On Tuesday morning, Robert Scoble, technical evangelist at Microsoft and the company's most noted blogger, weighed in about a report posted by blogger and former CNN reporter Rebecca MacKinnon that MSN Spaces on New Year's Eve shut down a blog written by Zhao Jing, aka Michael Anti, a blogger apparently not well loved by Chinese authorities.

"It's one thing to pull a list of words out of blogs using an algorithm," Scoble wrote. "It's another thing to become an agent of a government and censor an entire blogger's work. Yes, I know the consequences. Yes, there are thousands of jobs at stake. Billions of dollars. But, the behavior of my company in this instance is not right."The issue here is that MSN, rather than the Chinese government, apparently censored content determined to be objectionable to the Chinese government.

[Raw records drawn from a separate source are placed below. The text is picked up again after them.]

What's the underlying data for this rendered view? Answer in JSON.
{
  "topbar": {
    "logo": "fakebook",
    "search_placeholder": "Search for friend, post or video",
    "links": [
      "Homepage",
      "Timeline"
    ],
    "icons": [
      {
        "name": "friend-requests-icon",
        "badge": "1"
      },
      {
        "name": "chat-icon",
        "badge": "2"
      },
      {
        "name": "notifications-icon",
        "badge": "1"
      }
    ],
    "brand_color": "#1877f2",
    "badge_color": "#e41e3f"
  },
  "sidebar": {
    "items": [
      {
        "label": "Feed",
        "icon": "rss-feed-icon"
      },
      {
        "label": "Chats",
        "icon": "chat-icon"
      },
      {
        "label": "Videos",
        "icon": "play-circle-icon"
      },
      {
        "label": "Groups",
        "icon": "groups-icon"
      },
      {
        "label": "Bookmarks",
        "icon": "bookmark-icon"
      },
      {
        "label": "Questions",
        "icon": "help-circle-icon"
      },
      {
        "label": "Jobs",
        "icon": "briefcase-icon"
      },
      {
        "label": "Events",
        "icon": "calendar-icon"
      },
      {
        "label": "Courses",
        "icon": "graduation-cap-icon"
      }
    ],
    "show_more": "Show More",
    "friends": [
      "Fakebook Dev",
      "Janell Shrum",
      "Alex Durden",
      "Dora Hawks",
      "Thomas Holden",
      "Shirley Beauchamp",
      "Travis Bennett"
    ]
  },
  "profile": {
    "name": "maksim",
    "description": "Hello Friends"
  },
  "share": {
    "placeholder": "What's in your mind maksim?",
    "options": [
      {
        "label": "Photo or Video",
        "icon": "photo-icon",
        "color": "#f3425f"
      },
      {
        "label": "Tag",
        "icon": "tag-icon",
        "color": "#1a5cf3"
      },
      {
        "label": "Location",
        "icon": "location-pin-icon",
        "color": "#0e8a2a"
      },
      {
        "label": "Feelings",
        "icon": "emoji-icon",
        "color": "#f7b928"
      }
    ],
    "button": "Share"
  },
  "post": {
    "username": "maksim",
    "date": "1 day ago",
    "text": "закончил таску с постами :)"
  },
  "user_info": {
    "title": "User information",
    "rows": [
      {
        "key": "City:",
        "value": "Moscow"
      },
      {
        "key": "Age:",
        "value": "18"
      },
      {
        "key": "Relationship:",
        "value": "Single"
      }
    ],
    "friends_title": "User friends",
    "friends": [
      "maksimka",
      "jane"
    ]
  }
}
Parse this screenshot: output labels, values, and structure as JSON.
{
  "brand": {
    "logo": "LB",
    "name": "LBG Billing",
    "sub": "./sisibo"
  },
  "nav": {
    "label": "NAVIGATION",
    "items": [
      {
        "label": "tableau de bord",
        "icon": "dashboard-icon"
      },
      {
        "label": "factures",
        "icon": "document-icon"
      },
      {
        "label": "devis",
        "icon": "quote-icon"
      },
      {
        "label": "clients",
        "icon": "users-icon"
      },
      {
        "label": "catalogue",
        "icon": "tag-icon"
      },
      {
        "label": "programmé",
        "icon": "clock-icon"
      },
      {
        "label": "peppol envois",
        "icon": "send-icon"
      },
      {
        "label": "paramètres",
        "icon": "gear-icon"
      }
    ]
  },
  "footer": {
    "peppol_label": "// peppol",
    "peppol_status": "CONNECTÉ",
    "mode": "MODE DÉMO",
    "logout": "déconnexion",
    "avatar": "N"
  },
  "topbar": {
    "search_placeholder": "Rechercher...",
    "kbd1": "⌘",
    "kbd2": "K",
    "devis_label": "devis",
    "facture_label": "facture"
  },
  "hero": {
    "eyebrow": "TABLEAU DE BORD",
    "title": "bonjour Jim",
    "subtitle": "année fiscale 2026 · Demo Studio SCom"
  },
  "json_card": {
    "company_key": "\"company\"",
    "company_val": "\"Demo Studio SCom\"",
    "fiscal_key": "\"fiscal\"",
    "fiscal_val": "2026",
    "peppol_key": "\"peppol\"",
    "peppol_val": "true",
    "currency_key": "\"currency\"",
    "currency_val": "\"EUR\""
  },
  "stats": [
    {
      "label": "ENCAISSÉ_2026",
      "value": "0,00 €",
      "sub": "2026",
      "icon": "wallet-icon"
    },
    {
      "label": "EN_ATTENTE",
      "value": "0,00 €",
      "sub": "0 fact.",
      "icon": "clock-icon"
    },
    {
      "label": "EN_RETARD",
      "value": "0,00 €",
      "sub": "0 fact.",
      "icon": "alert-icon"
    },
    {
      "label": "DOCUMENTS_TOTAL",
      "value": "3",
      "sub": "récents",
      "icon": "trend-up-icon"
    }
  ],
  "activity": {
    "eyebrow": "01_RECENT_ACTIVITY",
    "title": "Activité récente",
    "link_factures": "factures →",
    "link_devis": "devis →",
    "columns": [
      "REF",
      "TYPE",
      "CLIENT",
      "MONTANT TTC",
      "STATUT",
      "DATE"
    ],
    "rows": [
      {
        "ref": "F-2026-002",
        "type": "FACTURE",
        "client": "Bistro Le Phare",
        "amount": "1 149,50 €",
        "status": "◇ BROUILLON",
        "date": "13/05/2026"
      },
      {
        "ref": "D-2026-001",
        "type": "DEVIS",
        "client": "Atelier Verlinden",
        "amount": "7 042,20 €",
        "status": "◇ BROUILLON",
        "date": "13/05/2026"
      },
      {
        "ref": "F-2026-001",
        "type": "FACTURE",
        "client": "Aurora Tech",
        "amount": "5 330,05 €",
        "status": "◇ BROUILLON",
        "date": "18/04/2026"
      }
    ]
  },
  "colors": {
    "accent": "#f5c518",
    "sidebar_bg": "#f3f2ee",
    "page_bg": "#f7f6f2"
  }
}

The details are rather murky. MacKinnon suggests that a rival blogging service may have forced MSN's hand by reporting them to the police. "It's actually not uncommon in China for people in one company to actively 'tattle' on their rivals and get them into political trouble in order to gain a competitive business advantage," she wrote.

But even if the specifics of this incident remain unclear, it's evident that Internet companies, despite their mastery of search technology, can't find their consciences.

In a recent blog post, European Union Commissioner for Institutional Relations and Communication Margot Wallstrom took Microsoft to task for agreeing "to block Chinese blog entries that use words like 'democracy,' 'freedom,' 'human rights' and 'demonstration.' "

She continues, "It seems like Microsoft is not alone in 'bad company.' Google has agreed to exclude publications that the Chinese government finds objectionable. And Yahoo has even gone further. They collaborated with the Chinese government and gave up the name of a writer who sent an E-mail that commented on a party decision. Based on this information, the man received a 10-year prison sentence."

Last September, Brad Adams, Asia director of Human Rights Watch, castigated Internet companies for their betrayal of democratic values. "There have been great claims by Internet companies and enthusiasts that the Internet would be an unstoppable tool for free expression and the spread of democracy," he said in a statement. "But when companies like Yahoo, Microsoft, and Google decide to put profits from their Chinese operations over the free exchange of information, they are helping to kill that dream."

This is particularly disturbing in light of the conflict in Iraq. We have soliders dying in the Middle East, ostensibly to further the spread of democracy. Meanwhile, a bit farther east in Asia, tech companies readily dispense with democracy to gain market share.

The standard refrain -- "we have to comply with local laws" -- doesn't hold water. Every repressive regime has laws. But not all laws are just.

Google proclaims, "You can make money without doing evil."

Here's a challenge to Google, Microsoft, Yahoo, and the rest the tech industry: Prove it.